- Describe populations as studied in population ecology and organisms as studied in organismal ecology
- Organismal ecology focuses on the morphological, physiological, and behavioral adaptations that let an organism survive in a specific habitat.
- Population ecology studies the number of individuals in an area, as well as how and why their population size changes over time.
- The Karner blue butterfly, an endangered species, makes a good model for both organismal and population ecology since it is dependent, as a population, on a specific plant that grows within specific areas, which, thus, influences butterfly distribution and numbers.
- conspecific: an organism belonging to the same species as another
- population: a collection of organisms of a particular species, sharing a particular characteristic of interest, most often that of living in a given area
- oviposit: to lay eggs
Researchers studying ecology at the organismal level are interested in the adaptations that enable individuals to live in specific habitats. These adaptations can be morphological (pertaining to the study of form or structure), physiological, and behavioral. For instance, the Karner blue butterfly (Lycaeides melissa samuelis) is considered a specialist because the females preferentially oviposit (that is, lay eggs) on wild lupine. This preferential adaptation means that the Karner blue butterfly is highly dependent on the presence of wild lupine plants for its continued survival.
After hatching, the larval caterpillars emerge to spend four to six weeks feeding solely on wild lupine.

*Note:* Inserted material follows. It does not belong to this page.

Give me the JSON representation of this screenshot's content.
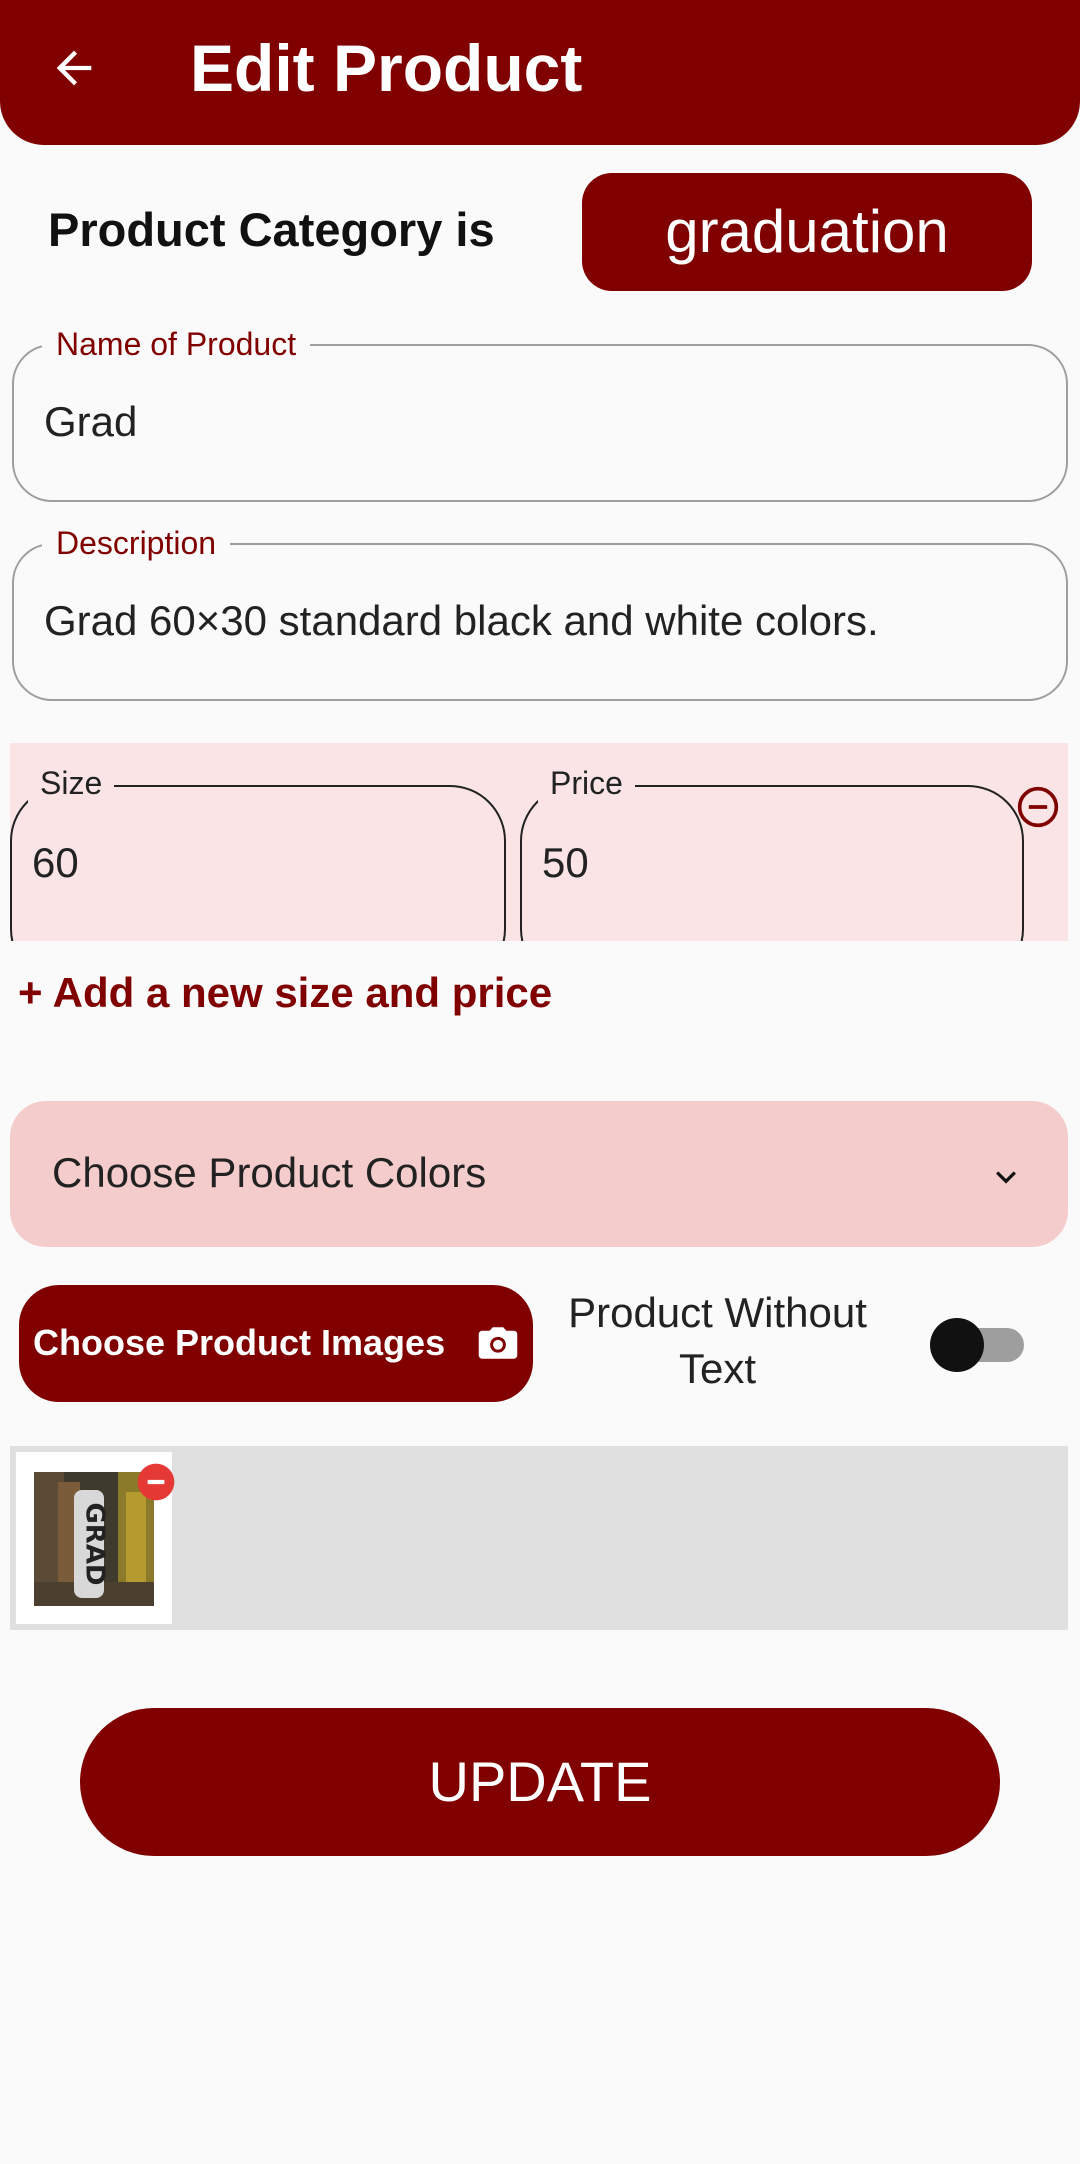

The caterpillars pupate (undergo metamorphosis), emerging as butterflies after about four weeks. The adult butterflies feed on the nectar of flowers of wild lupine and other plant species. A researcher interested in studying Karner blue butterflies at the organismal level might, in addition to asking questions about egg laying, ask questions about the butterflies’ preferred temperature (a physiological question) or the behavior of the caterpillars when they are at different larval stages (a behavioral question).
A population is a group of interbreeding organisms that are members of the same species living in the same area at the same time. Organisms that are all members of the same species, a population, are called conspecifics. A population is identified, in part, by where it lives; its area of population may have natural or artificial boundaries. Natural boundaries might be rivers, mountains, or deserts, while examples of artificial boundaries include mowed grass or manmade structures such as roads. The study of population ecology focuses on the number of individuals in an area and how and why population size changes over time. Population ecologists are particularly interested in counting the Karner blue butterfly, for example, because it is classified as federally endangered. However, the distribution and density of this species is highly influenced by the distribution and abundance of wild lupine. Researchers might ask questions about the factors leading to the decline of wild lupine and how these affect Karner blue butterflies. For example, ecologists know that wild lupine thrives in open areas where trees and shrubs are largely absent. In natural settings, intermittent wildfires regularly remove trees and shrubs, helping to maintain the open areas that wild lupine requires. Mathematical models can be used to understand how wildfire suppression by humans has led to the decline of this important plant for the Karner blue butterfly.